The Deafening Silence
It’s been over three weeks since the DeltaWing chassis concept was unveiled. Since the initial outcry, many of us have moved on to other things to discuss like driver signings, etc. I made a silent vow to myself that I would not bring it up again for quite some time. Almost everything that could be said had already been said. With the season starting in earnest next weekend, there were just too many other things that I’d prefer to talk about.
But I’m noticing a disturbing trend that has me more than just a little perplexed. For the second week in a row, Curt Cavin and Kevin Lee tried to pin down an influential member of the IndyCar community to get their honest opinion of the DeltaWing chassis that we saw displayed last month in Chicago. Both times, they were subjected to a delicate tap dance that would have made Helio proud.
Tim Cindric from Team Penske and Gil de Ferran of the newly re-named de Ferran Luczo Dragon Racing – two men that I have a tremendous amount of respect for – both had the question posed to them in the last two shows. Last week, Cindric quickly defused the explosive subject by saying that it was best to focus on the series at hand. He sited the fact that Izod had just come on board along with Randy Bernard and it was best to focus on promoting the racing we have currently.
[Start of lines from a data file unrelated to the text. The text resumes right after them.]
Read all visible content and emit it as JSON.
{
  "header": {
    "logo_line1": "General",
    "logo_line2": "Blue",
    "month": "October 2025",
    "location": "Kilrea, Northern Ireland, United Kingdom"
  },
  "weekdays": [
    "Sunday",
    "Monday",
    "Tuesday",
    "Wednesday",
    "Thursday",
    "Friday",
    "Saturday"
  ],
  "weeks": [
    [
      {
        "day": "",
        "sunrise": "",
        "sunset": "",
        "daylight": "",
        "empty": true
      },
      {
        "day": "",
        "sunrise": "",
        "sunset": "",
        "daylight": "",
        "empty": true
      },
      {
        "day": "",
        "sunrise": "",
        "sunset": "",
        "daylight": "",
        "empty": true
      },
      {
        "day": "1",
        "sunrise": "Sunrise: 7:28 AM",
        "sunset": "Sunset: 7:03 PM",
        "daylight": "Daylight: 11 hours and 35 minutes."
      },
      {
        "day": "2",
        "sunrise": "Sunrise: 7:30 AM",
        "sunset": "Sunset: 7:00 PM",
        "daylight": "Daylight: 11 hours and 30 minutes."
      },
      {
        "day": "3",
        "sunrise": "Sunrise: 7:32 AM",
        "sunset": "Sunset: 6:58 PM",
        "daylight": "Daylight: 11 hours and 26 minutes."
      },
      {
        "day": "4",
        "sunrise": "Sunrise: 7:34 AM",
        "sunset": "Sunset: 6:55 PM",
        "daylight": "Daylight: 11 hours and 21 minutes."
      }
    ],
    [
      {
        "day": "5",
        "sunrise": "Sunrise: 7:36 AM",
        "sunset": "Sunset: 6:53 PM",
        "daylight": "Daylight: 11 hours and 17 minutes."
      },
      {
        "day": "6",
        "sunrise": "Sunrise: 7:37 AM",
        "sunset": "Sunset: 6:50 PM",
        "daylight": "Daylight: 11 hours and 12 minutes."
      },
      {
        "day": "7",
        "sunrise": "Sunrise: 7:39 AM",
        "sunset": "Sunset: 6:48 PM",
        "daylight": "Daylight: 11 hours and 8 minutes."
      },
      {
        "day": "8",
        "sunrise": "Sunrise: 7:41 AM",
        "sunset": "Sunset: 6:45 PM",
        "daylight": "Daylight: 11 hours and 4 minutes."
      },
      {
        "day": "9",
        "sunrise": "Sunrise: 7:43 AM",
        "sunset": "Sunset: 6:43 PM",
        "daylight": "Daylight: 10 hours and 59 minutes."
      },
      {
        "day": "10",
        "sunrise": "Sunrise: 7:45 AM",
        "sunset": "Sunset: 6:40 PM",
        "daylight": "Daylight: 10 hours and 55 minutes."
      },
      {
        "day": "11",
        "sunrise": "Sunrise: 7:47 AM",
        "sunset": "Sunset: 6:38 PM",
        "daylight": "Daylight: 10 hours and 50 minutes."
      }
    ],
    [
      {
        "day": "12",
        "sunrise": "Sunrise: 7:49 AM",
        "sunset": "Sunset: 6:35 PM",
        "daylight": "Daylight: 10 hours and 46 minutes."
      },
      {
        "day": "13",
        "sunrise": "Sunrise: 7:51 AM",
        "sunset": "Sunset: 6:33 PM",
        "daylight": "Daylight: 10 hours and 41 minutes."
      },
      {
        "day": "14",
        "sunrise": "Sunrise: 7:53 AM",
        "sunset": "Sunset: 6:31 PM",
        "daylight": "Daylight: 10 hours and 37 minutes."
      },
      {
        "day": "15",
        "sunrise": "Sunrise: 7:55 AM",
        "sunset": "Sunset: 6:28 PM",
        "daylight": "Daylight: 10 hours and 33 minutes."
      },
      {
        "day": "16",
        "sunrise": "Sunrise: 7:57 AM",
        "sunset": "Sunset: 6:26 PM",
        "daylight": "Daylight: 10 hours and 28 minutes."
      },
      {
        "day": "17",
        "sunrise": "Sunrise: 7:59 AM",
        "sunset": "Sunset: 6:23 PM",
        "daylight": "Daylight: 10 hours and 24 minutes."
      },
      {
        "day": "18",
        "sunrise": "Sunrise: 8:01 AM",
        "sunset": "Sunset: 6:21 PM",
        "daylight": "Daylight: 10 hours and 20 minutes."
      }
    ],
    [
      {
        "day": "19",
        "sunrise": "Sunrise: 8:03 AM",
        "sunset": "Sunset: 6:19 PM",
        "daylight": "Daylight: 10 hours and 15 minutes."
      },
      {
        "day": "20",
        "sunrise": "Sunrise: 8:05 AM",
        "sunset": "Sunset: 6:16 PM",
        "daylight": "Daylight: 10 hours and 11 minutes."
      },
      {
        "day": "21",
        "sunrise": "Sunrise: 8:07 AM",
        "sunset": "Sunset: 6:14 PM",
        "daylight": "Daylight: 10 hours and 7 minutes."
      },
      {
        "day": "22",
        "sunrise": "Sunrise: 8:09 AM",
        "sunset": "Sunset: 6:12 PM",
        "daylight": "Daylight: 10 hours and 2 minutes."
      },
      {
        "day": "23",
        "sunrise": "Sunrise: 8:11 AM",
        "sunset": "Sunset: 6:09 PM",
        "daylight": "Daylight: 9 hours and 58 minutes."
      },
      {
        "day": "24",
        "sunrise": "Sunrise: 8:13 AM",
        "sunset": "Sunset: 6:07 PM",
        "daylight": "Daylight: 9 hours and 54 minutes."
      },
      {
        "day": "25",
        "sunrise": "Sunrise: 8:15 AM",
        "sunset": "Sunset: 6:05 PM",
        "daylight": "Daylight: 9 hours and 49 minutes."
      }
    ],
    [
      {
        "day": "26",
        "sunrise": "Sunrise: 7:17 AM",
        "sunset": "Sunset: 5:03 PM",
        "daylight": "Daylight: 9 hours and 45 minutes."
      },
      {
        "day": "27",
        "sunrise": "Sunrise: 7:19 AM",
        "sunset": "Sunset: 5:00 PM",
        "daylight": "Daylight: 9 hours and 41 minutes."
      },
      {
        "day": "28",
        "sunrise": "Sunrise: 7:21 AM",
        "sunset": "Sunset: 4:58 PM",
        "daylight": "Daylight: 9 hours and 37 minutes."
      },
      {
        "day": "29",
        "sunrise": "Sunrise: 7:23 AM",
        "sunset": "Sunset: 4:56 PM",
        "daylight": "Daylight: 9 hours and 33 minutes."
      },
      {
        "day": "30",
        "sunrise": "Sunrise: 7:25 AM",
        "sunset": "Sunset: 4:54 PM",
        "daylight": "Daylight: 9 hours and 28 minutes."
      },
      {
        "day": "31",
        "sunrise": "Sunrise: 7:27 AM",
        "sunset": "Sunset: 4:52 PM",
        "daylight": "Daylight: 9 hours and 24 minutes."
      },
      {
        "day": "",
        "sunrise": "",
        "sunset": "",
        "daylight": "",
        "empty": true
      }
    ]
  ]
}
He then stressed that the worst thing we can have is a lot of owners disagreeing on something after finally getting all the teams and owners in to one series – a stance I totally agree with.
Last night, Gil de Ferran was the guest who received the same question. de Ferran was always one of my all-time favorite drivers. I liked the way he carried himself on and off the track. His short time in the ABC booth was a little shaky, but he certainly had his moments. What I always liked about him was his candor. Although he was always very tactful, you always knew what Gil de Ferran was thinking…until last night. I’m not sure I’ve ever heard anyone ramble through an answer like de Ferran did last night.
He droned on and on about how IndyCar needs to get back to what made it great and repeated variations of that theme for what seemed like an eternity – yet he never really confirmed what it was that MADE it great. Throughout all of that, he never once said whether he liked or hated the DeltaWing.
So here we have two men, both of whom I respect and admire and neither will say a disparaging word against the project. Coincidentally, they are both connected to Roger Penske who has also been curiously quiet on the entire DeltaWing matter. My question is…why?
While so many team owners were so quick to jump in line behind the DeltaWing concept, why are others so careful not to criticize it? You can understand Chip Ganassi’s zeal for the project since he has funded either all, or a large portion of it. John Barnes has already gotten the approval of every ten year-old boy he has come across, which is enough to explain his enthusiasm. Kevin Kalkhoven has made it quite clear that he is solidly behind the hideous project. If all of these owners are so free with their opinions of the DeltaWing, what about those that are not in favor of it? You know there are some owners who hate it – where are they?
Has anyone gotten a peep out of AJ Foyt on the DeltaWing? I haven’t heard his opinion of it, but I have an idea he has one. I also have a pretty good idea what it is. Why have we not heard from him? Foyt is always more than willing to let everyone know exactly what is on his mind. I’m sure he’s not ambivalent on this subject. What does Carl Haas think about it? Robbie Buhl is both a car owner and broadcaster. Surely he has some thoughts he is allowed to share.
Why is it that the blogosphere is the only place that you will see it in print that some people hate this concept? If owners or drivers dislike it, they’re not talking. Curt Cavin and Kevin Lee admit they’re not crazy about the looks of it, but they also try to appear to tread very lightly on the subject.
It’s almost as if anyone who comes out and speaks against the DeltaWing, is as dishonorable as someone saying they hate puppies and are in favor of cancer. They are immediately vilified and portrayed as treasonous.
I realize that Dallara has stuck it to the owners over the last few years by charging full price for an ancient chassis design, but does that mean they shouldn’t listen to Swift or Lola? What is it about this topic that is so sensitive that even the most influential people in racing have to carefully guard their every word?
Before we saw the DeltaWing concept, it was already becoming apparent that this was going to be a polarizing issue. I jokingly offered that a conspiracy theorist would have a field day trying to figure out the real reason behind the DeltaWing concept. Well, now the joke doesn’t seem so funny. When AJ Foyt doesn’t ring in with his opinion on such a volatile subject, it tells me that something is brewing. The trouble is, I don’t know what that ”something” is.
Opinionated, millionaire owners are used to going against the grain to get what they want. It’s in their nature. There was never a shortage of opinions or quotes fifteen years ago, in the days leading up to the split – and many of these are the same owners as then. So, what gives? Can anyone explain their silence?
This should be a joyous time of the year as the green flag is about to be waved on the 2010 season. Optimism and excitement is usually in the air at this time. It still is, but the uneasy silence among some of the owners is adding some trepidation to the air. The DeltaWing has created a buzz, but it is also creating a great divide. Tim Cindric is right…that’s the last thing we need.